no place like heima
in august 2006, iceland's biggest band, sigur ros, closed their 13-month world tour with a two-week mini-tour of their homeland or heima. the album they'd been touring for a year was called takk and this seemed a nice way of saying thanks to grass-roots fans for their support and the grass roots, shale plains and geysers of iceland for their otherworldly inspiration.
dean deblois, fan and film director (oscar-nominated for lilo & stitch), was invited along to record this small country's big event. being sigur ros, of course, the band were wonderfully wilful — no lazily-conceived 4-night residency at the reykjavik superdome for them.

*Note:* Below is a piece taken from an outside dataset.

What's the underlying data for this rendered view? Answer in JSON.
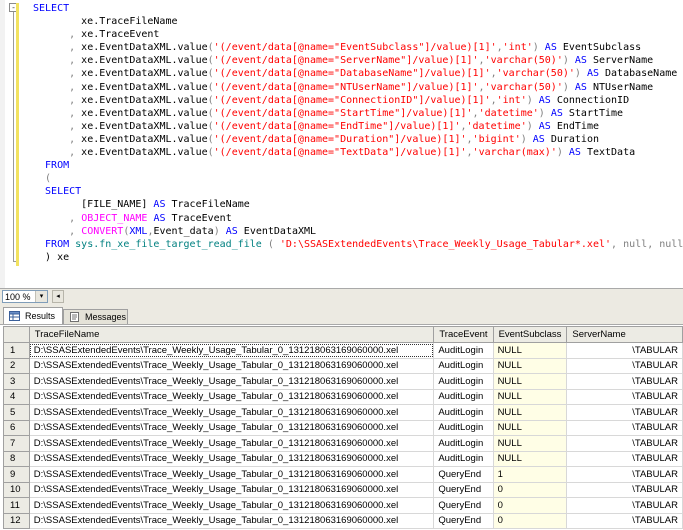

instead, deblois records a bewitching musical exploration inspired by a geographical and social one as the band perform in a disused fish factory in the icy wastes of djupavik, rework their back catalogue in front of a community hall in gamla borg and brave the highland wilderness for a gig in front of no one but their crew. intercut with the band's reflections on touring and the nature of "home", the result is a beautiful, spellbinding exercise in keeping it simple.